▶ [What the task requires] Report each line from the data below that holds the word "Temp".
□ □ □
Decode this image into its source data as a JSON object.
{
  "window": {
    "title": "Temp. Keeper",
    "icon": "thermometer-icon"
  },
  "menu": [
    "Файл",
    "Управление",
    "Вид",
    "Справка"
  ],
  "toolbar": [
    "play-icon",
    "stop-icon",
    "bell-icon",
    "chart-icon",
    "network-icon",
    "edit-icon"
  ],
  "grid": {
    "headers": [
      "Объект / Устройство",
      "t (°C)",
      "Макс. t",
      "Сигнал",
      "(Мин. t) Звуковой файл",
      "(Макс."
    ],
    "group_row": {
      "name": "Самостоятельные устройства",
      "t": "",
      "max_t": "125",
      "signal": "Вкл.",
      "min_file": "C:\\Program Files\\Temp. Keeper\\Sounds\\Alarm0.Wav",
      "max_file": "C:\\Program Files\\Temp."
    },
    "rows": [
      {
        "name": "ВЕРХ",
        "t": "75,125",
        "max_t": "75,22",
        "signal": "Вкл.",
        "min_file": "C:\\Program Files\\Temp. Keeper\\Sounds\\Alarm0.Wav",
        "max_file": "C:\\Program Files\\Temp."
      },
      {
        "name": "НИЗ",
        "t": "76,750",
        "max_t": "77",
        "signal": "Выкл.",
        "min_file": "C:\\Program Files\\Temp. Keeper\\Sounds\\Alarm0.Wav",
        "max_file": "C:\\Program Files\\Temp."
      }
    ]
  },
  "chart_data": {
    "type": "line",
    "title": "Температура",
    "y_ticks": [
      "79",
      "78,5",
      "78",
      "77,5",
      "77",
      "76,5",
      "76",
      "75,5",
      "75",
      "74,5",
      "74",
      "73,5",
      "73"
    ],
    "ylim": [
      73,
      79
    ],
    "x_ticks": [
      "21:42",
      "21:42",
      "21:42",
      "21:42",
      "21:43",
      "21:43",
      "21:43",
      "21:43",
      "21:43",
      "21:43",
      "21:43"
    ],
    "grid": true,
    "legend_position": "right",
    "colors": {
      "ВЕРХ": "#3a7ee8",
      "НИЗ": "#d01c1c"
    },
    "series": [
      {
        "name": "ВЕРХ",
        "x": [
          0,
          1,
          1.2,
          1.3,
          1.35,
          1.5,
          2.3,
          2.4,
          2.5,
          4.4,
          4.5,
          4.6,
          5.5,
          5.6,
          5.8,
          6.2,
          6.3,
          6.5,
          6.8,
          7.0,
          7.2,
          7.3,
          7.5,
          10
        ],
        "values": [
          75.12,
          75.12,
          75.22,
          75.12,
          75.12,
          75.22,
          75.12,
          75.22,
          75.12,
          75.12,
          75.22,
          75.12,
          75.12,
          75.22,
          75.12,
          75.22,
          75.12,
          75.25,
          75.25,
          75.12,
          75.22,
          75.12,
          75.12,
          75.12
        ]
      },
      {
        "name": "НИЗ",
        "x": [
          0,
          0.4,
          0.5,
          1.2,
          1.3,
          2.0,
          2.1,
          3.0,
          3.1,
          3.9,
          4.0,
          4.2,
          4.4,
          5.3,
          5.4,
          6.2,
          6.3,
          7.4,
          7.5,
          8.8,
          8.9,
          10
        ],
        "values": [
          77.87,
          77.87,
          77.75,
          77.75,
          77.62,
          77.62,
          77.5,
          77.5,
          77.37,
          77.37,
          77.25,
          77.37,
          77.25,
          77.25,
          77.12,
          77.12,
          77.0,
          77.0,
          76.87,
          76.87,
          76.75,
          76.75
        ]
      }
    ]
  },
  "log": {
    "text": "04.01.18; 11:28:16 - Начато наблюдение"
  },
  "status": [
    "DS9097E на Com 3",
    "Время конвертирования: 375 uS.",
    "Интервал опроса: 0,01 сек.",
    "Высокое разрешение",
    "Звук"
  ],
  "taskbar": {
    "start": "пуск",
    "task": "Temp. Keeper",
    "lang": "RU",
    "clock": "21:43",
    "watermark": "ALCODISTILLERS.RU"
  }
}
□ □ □
▶ [Response to the exercise]
    "title": "Temp. Keeper",
      "min_file": "C:\\Program Files\\Temp. Keeper\\Sounds\\Alarm0.Wav",
      "max_file": "C:\\Program Files\\Temp."
        "min_file": "C:\\Program Files\\Temp. Keeper\\Sounds\\Alarm0.Wav",
        "max_file": "C:\\Program Files\\Temp."
        "min_file": "C:\\Program Files\\Temp. Keeper\\Sounds\\Alarm0.Wav",
        "max_file": "C:\\Program Files\\Temp."
    "task": "Temp. Keeper",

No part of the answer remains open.